Long-term outcomes of anti-tumor necrosis factor therapy and surgery in nonperianal fistulizing Crohn's disease
Sudheer K Vuyyuru , Devendra Desai , Saurabh Kedia , Pavan Dhoble , Pabitra Sahu , Bhaskar Kante , Samagra Agarwal , Sawan Bopanna , Rajan Dhingra , Pratap Mouli Venigalla, Raju Sharma , Siddhartha Datta Gupta , Govind Makharia , Peush Sahni , Vineet Ahuja
Published Mar 2021, in the Journal of gastroenterology and hepatology open.
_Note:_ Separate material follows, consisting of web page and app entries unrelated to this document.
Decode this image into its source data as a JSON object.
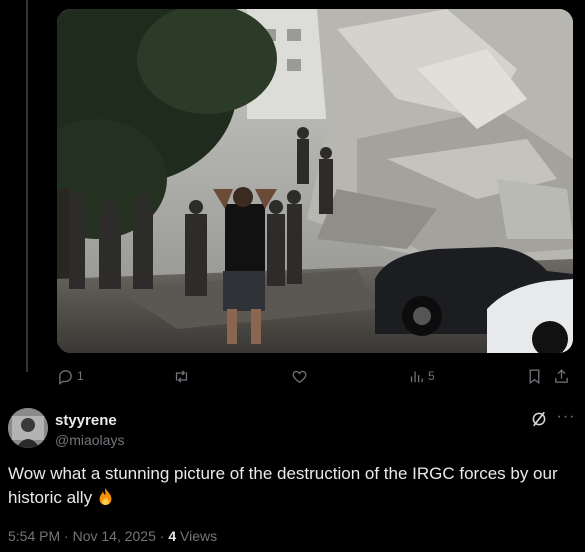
{
  "media": {
    "image_name": "building-rubble-photo"
  },
  "actions": {
    "reply_count": "1",
    "retweet_count": "",
    "like_count": "",
    "view_count": "5"
  },
  "author": {
    "display_name": "styyrene",
    "handle": "@miaolays"
  },
  "tweet": {
    "text": "Wow what a stunning picture of the destruction of the IRGC forces by our historic ally",
    "emoji": "fire-icon"
  },
  "meta": {
    "timestamp": "5:54 PM · Nov 14, 2025",
    "separator": " · ",
    "views": "4",
    "views_label": " Views"
  },
  "colors": {
    "background": "#000000",
    "text_primary": "#e7e9ea",
    "text_secondary": "#71767b",
    "divider": "#333639"
  }
}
Background: Unlike perianal fistula, long-term outcomes of nonperianal fistulae (NPF) in Crohn's disease (CD) are not clear. We aimed to compare the outcomes of medical and surgical therapies in patients with NPF. Methods: We retrospectively analyzed the records of patients of CD with NPF who were prospectively followed from January 2005 to December 2018. Results: Of the 53 patients with NPF [mean age at presentation:29 ± 14 years; 54.7% male; median duration of follow-up: 47 months (interquartile range [IQR]:26-76 months)], enteroenteric fistula (37.8%) was the most common presentation. Of 22 patients treated with anti-tumor necrosis factor (TNF) therapy, complete response was achieved in 40.9% (n = 9). Overall probability of maintaining response was similar between the anti-TNF and surgical groups (95.2% vs 82.4%; 71% vs 76%; and 63% vs 69%% [P = 0.8] at 1, 2, and 3 years, respectively), with only 13.6% of patients treated with biologicals requiring surgery over 56 months. Twenty-one patients required upfront surgery (small bowel or ileocolonic resection with/without diversion; 28.5% emergent), with 47.6% postoperative recurrence over 36 months, of which nine patients required biologicals (77.7% response to anti-TNF therapy). Long-term outcome was comparable between medically and surgically treated patients; 6.4% developed tuberculosis on anti-TNF therapy. Two patients (3.7%) developed malignancy (one - enteroenteric, one - colovesical). Conclusion: Anti-TNF therapy appears to be as effective as surgery in this retrospective analysis of patients with NPFCD, and it may be indicated in the absence of abscess and other complications. These patients are at higher risk of fistula-associated malignancy, which requires a lower threshold for suspicion, especially over the long term in the presence of nonresponse to medical therapy.
Keywords: anti‐tumor necrosis factor; nonperianal fistula.